| TO DO |
Gather each line of the records where "title" appears.

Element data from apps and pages
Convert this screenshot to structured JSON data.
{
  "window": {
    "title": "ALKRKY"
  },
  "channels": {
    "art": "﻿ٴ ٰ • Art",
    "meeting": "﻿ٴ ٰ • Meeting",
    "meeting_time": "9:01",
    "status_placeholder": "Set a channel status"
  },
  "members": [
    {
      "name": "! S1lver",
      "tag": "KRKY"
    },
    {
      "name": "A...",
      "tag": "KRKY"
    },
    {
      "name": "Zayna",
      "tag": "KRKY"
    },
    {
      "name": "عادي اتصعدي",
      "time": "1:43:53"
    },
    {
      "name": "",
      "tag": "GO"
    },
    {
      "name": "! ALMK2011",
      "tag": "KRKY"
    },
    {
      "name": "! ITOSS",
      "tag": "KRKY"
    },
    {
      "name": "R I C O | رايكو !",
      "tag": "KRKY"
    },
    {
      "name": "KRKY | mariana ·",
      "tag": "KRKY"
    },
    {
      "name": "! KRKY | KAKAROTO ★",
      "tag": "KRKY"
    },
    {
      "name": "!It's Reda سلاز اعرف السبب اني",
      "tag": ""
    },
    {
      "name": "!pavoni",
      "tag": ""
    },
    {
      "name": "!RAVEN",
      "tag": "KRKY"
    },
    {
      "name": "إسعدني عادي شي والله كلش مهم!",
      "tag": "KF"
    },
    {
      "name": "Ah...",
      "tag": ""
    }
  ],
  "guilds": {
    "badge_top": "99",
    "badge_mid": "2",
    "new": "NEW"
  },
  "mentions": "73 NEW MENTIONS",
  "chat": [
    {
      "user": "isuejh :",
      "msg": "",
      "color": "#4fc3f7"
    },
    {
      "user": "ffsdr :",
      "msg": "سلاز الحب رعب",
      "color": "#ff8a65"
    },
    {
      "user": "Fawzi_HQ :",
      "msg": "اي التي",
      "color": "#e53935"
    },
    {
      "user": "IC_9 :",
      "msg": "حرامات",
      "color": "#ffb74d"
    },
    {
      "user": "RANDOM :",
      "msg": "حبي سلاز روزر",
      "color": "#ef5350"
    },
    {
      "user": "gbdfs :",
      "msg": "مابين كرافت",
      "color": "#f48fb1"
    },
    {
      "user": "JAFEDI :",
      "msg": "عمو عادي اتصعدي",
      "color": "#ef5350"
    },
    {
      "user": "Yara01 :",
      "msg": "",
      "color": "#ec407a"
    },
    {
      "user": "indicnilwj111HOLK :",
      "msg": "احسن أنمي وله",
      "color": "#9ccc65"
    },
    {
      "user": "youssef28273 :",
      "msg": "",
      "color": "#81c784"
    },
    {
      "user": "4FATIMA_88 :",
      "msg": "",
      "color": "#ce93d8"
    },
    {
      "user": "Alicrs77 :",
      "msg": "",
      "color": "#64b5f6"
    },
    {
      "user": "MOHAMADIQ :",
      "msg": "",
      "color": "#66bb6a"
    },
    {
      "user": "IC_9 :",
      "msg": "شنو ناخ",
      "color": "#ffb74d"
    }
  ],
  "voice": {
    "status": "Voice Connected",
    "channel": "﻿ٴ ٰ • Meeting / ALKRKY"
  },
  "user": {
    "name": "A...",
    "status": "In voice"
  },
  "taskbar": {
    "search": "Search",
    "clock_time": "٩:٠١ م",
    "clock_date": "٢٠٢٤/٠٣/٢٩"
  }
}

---

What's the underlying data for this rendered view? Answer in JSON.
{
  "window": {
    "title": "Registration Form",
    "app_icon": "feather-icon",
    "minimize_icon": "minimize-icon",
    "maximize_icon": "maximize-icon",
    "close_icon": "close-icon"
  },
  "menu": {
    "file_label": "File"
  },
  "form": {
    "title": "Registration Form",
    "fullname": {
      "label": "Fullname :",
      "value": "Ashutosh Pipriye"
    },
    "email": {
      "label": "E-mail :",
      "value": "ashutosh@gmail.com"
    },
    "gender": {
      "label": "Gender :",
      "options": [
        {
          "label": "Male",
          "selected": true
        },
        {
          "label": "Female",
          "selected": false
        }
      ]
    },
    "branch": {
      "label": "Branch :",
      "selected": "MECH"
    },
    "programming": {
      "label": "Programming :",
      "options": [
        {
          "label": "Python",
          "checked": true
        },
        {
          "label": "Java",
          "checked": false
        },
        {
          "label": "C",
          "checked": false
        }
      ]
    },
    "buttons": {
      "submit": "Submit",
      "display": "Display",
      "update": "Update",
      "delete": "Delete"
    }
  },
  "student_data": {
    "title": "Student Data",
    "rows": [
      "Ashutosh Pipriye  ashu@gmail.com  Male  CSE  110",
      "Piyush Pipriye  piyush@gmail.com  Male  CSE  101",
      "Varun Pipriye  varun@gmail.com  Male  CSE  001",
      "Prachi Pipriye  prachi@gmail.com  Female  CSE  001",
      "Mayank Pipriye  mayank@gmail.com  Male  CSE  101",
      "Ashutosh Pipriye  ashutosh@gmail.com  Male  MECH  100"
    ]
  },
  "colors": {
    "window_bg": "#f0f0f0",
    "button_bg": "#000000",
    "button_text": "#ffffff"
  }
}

| RESPONSE BOX |
    "title": "ALKRKY"
    "title": "Registration Form",
    "title": "Registration Form",
    "title": "Student Data",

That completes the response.